:: Records for the exercise

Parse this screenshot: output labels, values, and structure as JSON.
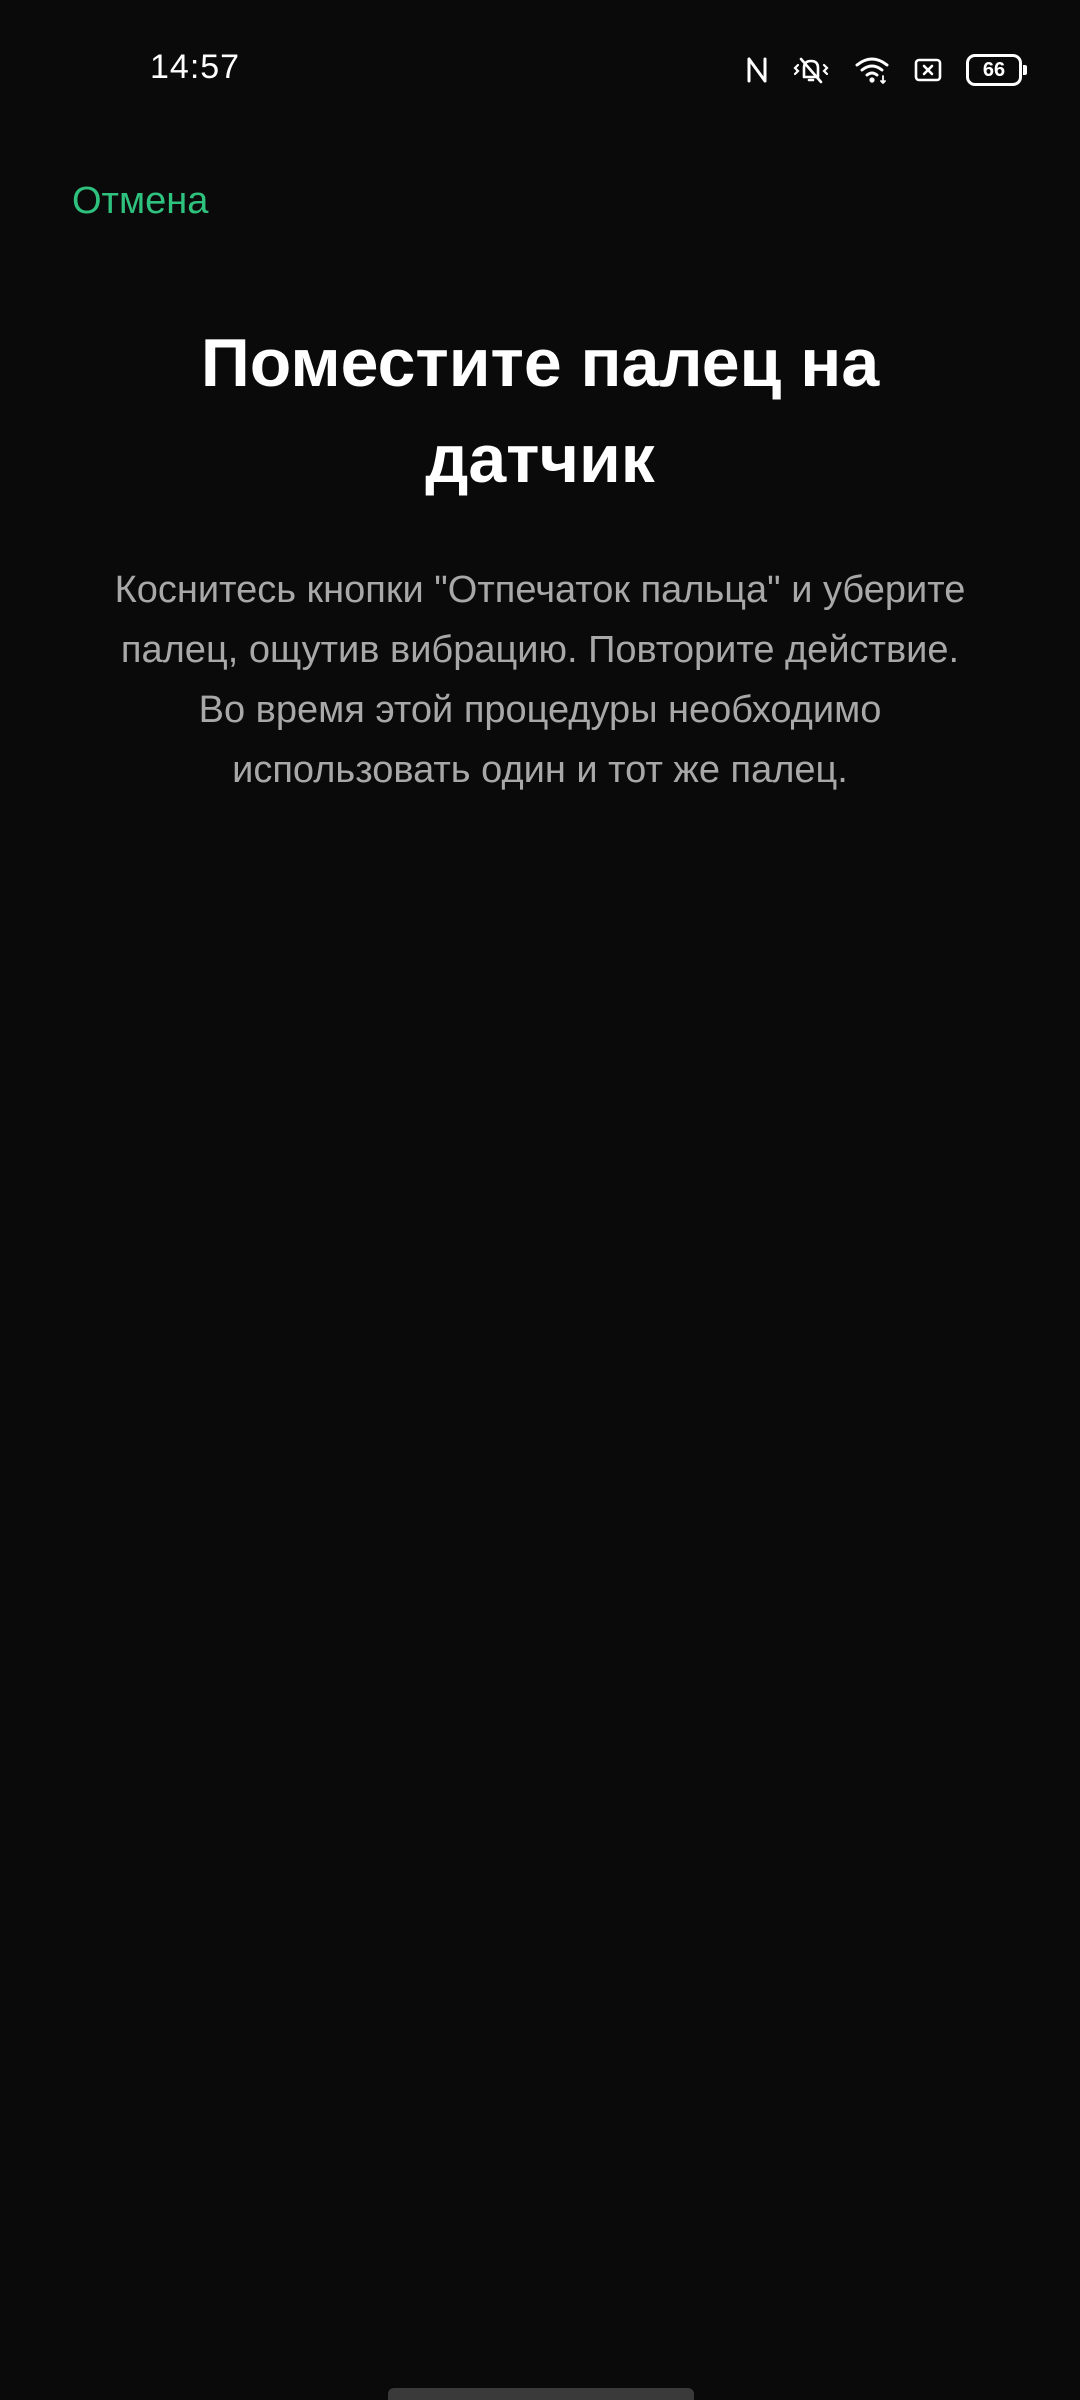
{
  "status_bar": {
    "time": "14:57",
    "battery_level": "66",
    "icons": [
      "nfc-icon",
      "vibrate-mute-icon",
      "wifi-icon",
      "sim-icon",
      "battery-icon"
    ]
  },
  "header": {
    "cancel_label": "Отмена"
  },
  "main": {
    "title": "Поместите палец на датчик",
    "description_line1": "Коснитесь кнопки \"Отпечаток пальца\" и уберите палец, ощутив вибрацию. Повторите действие.",
    "description_line2": "Во время этой процедуры необходимо использовать один и тот же палец."
  },
  "colors": {
    "background": "#0a0a0a",
    "accent": "#2ec27e",
    "text_primary": "#ffffff",
    "text_secondary": "#a8a8a8"
  }
}
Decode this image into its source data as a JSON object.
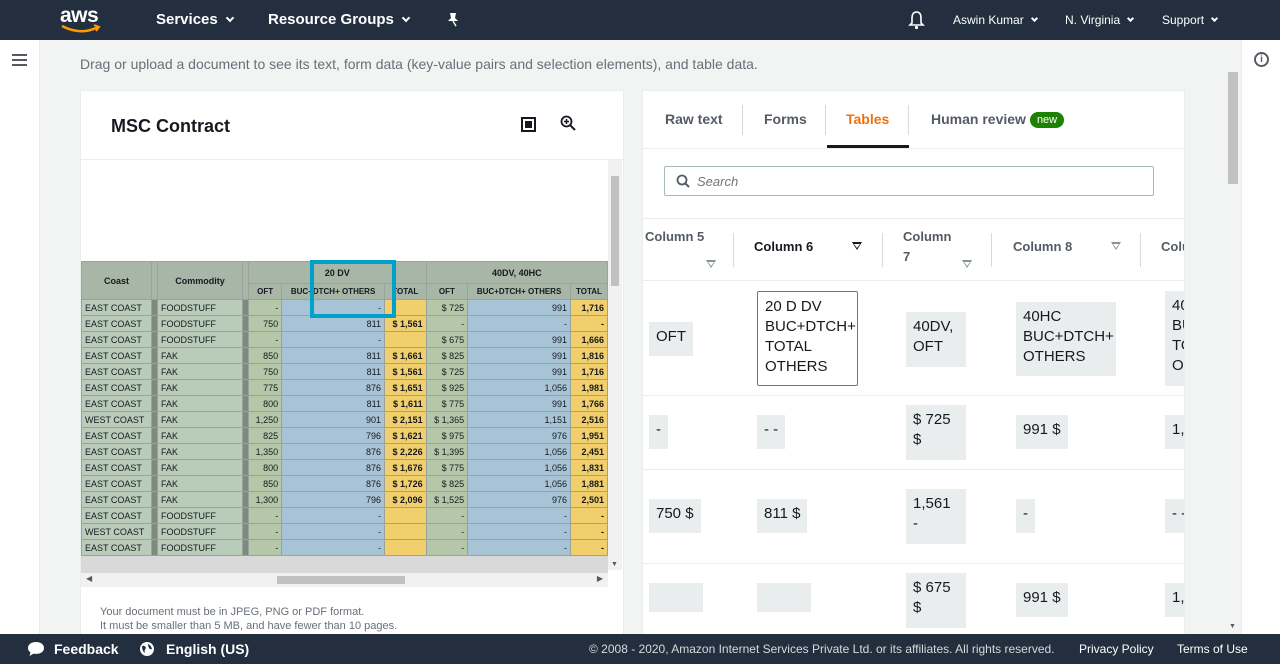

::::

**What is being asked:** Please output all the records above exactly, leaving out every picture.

**Written solution:**
Parse this screenshot: output labels, values, and structure as JSON.
{
  "status_bar": {
    "time": "14:57",
    "battery_level": "66",
    "icons": [
      "nfc-icon",
      "vibrate-mute-icon",
      "wifi-icon",
      "sim-icon",
      "battery-icon"
    ]
  },
  "header": {
    "cancel_label": "Отмена"
  },
  "main": {
    "title": "Поместите палец на датчик",
    "description_line1": "Коснитесь кнопки \"Отпечаток пальца\" и уберите палец, ощутив вибрацию. Повторите действие.",
    "description_line2": "Во время этой процедуры необходимо использовать один и тот же палец."
  },
  "colors": {
    "background": "#0a0a0a",
    "accent": "#2ec27e",
    "text_primary": "#ffffff",
    "text_secondary": "#a8a8a8"
  }
}
Decode this image into its source data as a JSON object.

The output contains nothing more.